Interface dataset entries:
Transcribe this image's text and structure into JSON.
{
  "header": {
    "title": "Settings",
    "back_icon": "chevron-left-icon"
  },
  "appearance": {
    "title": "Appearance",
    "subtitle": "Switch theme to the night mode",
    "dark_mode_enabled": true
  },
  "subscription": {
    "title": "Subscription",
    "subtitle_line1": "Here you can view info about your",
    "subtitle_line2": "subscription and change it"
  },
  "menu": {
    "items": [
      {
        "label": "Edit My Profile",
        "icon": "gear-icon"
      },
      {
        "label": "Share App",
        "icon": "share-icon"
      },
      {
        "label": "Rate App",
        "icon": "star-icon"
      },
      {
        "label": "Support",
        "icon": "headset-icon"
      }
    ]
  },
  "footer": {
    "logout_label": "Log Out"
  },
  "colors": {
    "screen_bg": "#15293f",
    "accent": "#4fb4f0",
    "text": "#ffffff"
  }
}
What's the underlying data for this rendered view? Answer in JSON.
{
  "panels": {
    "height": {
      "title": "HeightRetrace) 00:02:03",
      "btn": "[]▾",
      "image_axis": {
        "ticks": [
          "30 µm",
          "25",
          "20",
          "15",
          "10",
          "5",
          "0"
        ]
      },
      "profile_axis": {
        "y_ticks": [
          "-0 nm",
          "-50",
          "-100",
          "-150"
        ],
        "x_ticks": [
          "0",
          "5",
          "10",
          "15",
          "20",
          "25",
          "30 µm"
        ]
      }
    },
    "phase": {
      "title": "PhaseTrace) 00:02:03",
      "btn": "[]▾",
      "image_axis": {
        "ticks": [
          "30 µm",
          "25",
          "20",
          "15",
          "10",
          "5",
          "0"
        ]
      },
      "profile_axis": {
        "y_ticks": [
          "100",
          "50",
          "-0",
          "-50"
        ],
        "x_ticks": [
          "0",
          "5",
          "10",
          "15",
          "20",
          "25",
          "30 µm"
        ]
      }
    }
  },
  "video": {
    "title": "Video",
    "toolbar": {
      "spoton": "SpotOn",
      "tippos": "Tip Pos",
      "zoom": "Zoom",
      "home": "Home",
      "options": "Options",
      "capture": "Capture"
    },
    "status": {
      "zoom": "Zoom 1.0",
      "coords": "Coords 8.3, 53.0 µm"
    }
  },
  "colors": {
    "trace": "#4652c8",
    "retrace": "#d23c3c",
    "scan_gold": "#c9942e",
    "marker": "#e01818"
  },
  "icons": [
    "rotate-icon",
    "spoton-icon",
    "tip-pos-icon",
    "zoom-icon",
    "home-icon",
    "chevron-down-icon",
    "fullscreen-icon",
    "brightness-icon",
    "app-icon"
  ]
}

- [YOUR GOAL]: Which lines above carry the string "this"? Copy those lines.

- [RESPONSE TO THE TASK]:
Transcribe this image's text and structure into JSON.
What's the underlying data for this rendered view? Answer in JSON.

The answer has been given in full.